‘It’s heartbreaking how the university handles the challenges of international staff from a minority background’
How are you doing, after almost two years of pandemic? There is even a chance that students will be confined to their rooms for the third spring in a row this year. In this ten-part series seven Dutch and three international staff members and students tell us how they are faring. Part four: Younes Saramifar, Assistant Professor Social and Cultural Anthropology.
“On the one hand I’m okay: I don’t have children to care for like other colleagues, which makes dealing with Covid easier. On the other hand: my family is back in Iran, where I come from. I worry about them. They don’t have the same privileges as we have in the Netherlands, with multiple vaccinations and good healthcare. Health-wise, my family is suffering. Not being able to help them has led to mental health issues.
Many international colleagues who come from the Global South face the same problem. It’s very difficult to deal with such a family situation, and it’s heartbreaking how the university handles the challenges of international staff from a minority background. Basically, it cares very little for its employees, especially for those from ethnic minorities. I talk to a lot of international PhD candidates. Many of them feel neglected. Even sometimes their direct managers and supervisors don’t ask them how they are doing in these difficult times. Just checking in once in a while would make a major difference.
I’m a bit anxious about the university opening up again. Of course, it’s great for the students but the past two years have shown us that the universities might need to close their doors again.
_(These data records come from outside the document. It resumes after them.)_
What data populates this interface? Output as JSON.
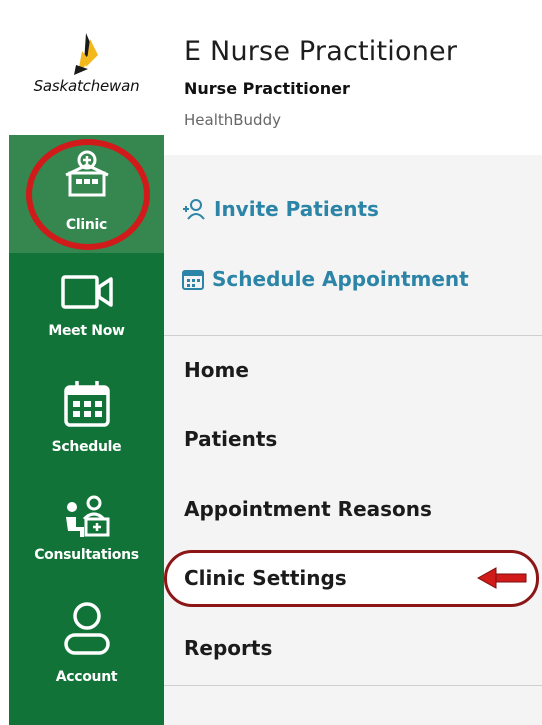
{
  "sidebar": {
    "logo_text": "Saskatchewan",
    "items": [
      {
        "label": "Clinic",
        "icon": "clinic-icon",
        "active": true
      },
      {
        "label": "Meet Now",
        "icon": "video-camera-icon"
      },
      {
        "label": "Schedule",
        "icon": "calendar-icon"
      },
      {
        "label": "Consultations",
        "icon": "consultation-icon"
      },
      {
        "label": "Account",
        "icon": "user-icon"
      }
    ]
  },
  "header": {
    "title": "E Nurse Practitioner",
    "subtitle": "Nurse Practitioner",
    "organization": "HealthBuddy"
  },
  "actions": [
    {
      "label": "Invite Patients",
      "icon": "add-user-icon"
    },
    {
      "label": "Schedule Appointment",
      "icon": "calendar-icon"
    }
  ],
  "menu": [
    {
      "label": "Home"
    },
    {
      "label": "Patients"
    },
    {
      "label": "Appointment Reasons"
    },
    {
      "label": "Clinic Settings",
      "highlighted": true
    },
    {
      "label": "Reports"
    }
  ],
  "colors": {
    "sidebar_bg": "#127339",
    "active_item_bg": "#35864f",
    "action_link": "#2c84a7",
    "highlight_red": "#d11a1a"
  }
}
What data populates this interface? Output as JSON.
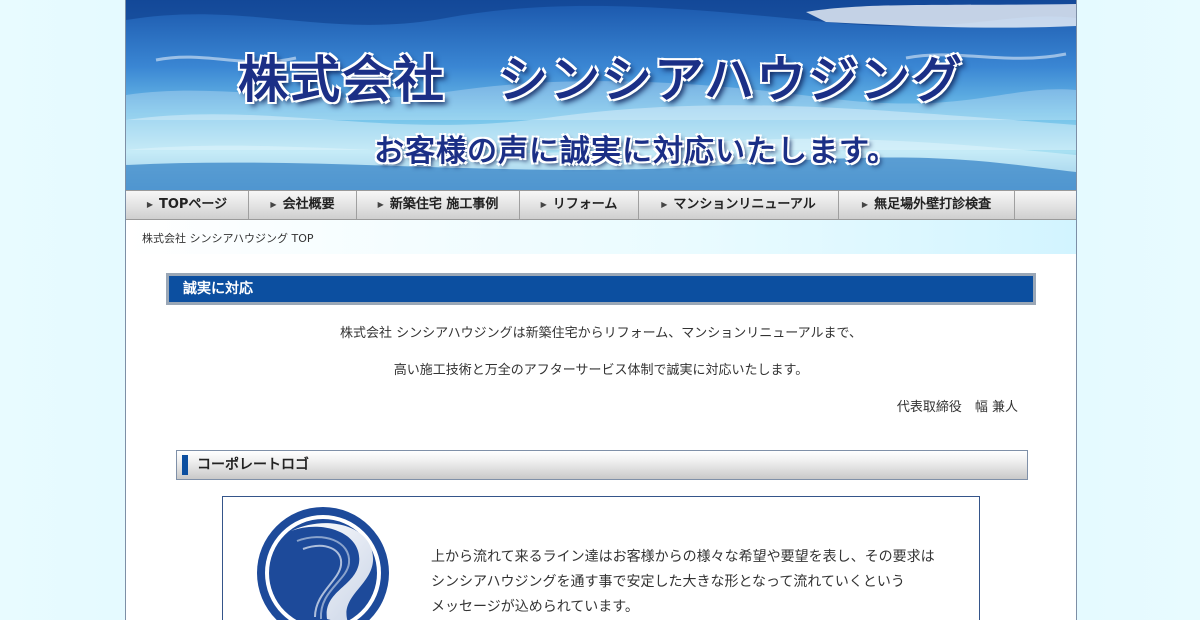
{
  "header": {
    "company_name": "株式会社　シンシアハウジング",
    "slogan": "お客様の声に誠実に対応いたします。"
  },
  "nav": {
    "items": [
      {
        "label": "TOPページ"
      },
      {
        "label": "会社概要"
      },
      {
        "label": "新築住宅 施工事例"
      },
      {
        "label": "リフォーム"
      },
      {
        "label": "マンションリニューアル"
      },
      {
        "label": "無足場外壁打診検査"
      }
    ]
  },
  "breadcrumb": {
    "label": "株式会社 シンシアハウジング TOP"
  },
  "section_sincere": {
    "heading": "誠実に対応",
    "line1": "株式会社 シンシアハウジングは新築住宅からリフォーム、マンションリニューアルまで、",
    "line2": "高い施工技術と万全のアフターサービス体制で誠実に対応いたします。",
    "signature": "代表取締役　幅 兼人"
  },
  "section_logo": {
    "heading": "コーポレートロゴ",
    "line1": "上から流れて来るライン達はお客様からの様々な希望や要望を表し、その要求は",
    "line2": "シンシアハウジングを通す事で安定した大きな形となって流れていくという",
    "line3": "メッセージが込められています。"
  },
  "colors": {
    "accent_blue": "#0c4fa0",
    "title_navy": "#1b2f86",
    "page_bg": "#d8f6ff"
  }
}
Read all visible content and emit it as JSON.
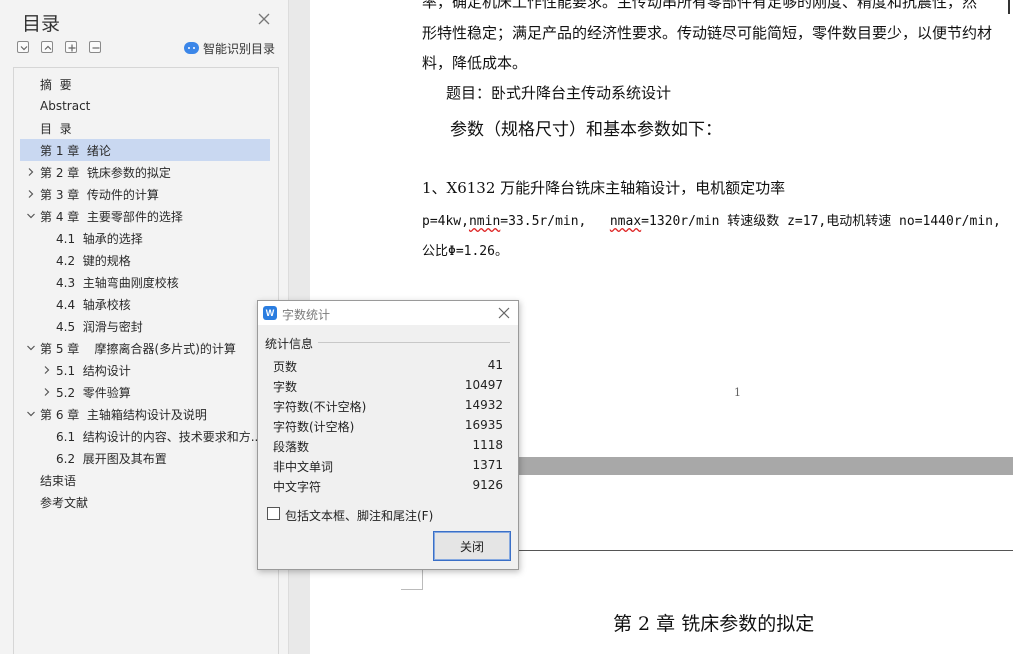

That would be tough for teachers, because we all put in a lot of hard work making courses suitable for on-campus teaching. Switching everything back to online education costs us a lot of energy and time, for which we aren’t compensated in any way.
Despite the challenges, I’m looking forward to teaching on campus again. Many nuances get lost online. That’s why it’s much more fun to teach in person. People can feel what you’re saying, you get more feedback, and it’s way more interactive. Nothing can replace that.”
IMAGE: Yvonne Compier